● TASK TO COMPLETE: An exact copy of every entry is required, minus the pictures.

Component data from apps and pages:
==========

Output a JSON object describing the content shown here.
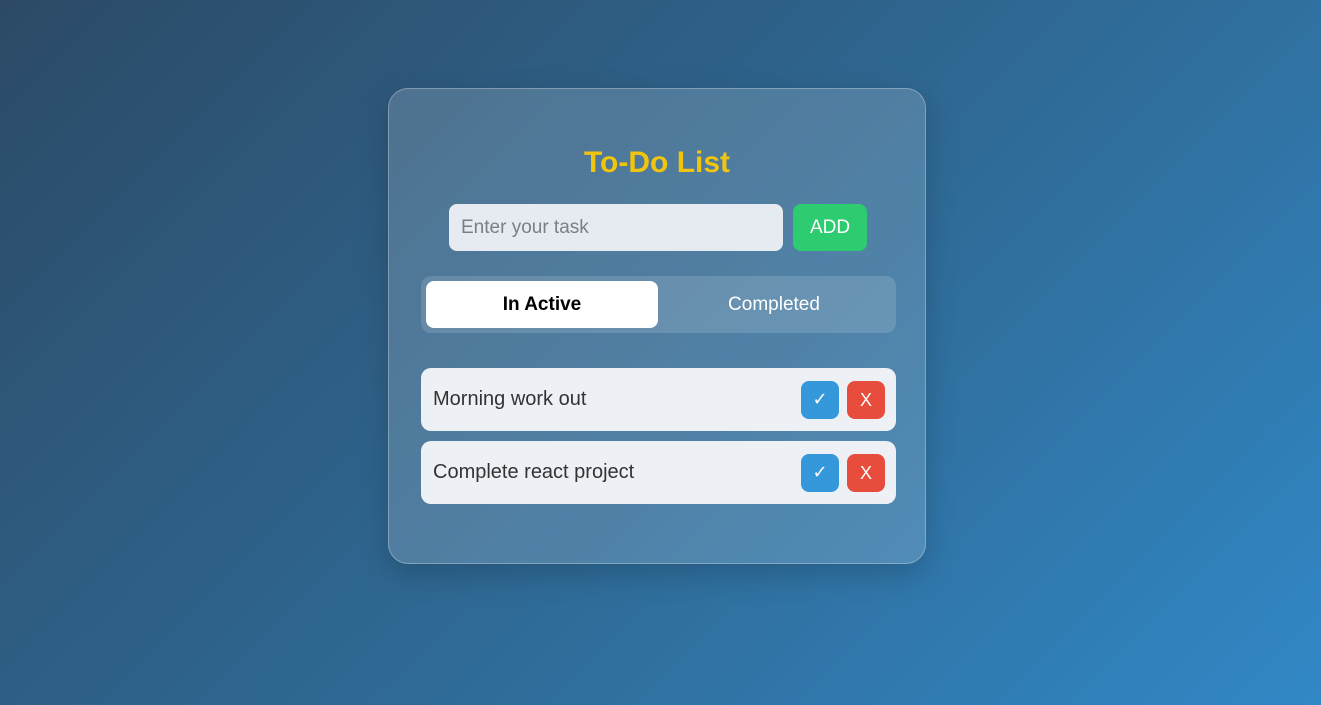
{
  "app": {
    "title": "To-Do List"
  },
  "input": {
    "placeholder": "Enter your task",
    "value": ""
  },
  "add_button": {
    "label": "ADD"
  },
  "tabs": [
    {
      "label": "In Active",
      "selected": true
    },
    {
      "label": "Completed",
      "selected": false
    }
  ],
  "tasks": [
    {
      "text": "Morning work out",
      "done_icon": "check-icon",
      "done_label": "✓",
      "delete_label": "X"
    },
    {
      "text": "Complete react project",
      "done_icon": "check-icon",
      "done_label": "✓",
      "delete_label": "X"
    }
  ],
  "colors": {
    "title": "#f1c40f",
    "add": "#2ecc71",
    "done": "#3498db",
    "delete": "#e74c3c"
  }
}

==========

● ANSWER FOR THIS EXERCISE:
Output a JSON object describing the content shown here.
{
  "app": {
    "title": "To-Do List"
  },
  "input": {
    "placeholder": "Enter your task",
    "value": ""
  },
  "add_button": {
    "label": "ADD"
  },
  "tabs": [
    {
      "label": "In Active",
      "selected": true
    },
    {
      "label": "Completed",
      "selected": false
    }
  ],
  "tasks": [
    {
      "text": "Morning work out",
      "done_icon": "check-icon",
      "done_label": "✓",
      "delete_label": "X"
    },
    {
      "text": "Complete react project",
      "done_icon": "check-icon",
      "done_label": "✓",
      "delete_label": "X"
    }
  ],
  "colors": {
    "title": "#f1c40f",
    "add": "#2ecc71",
    "done": "#3498db",
    "delete": "#e74c3c"
  }
}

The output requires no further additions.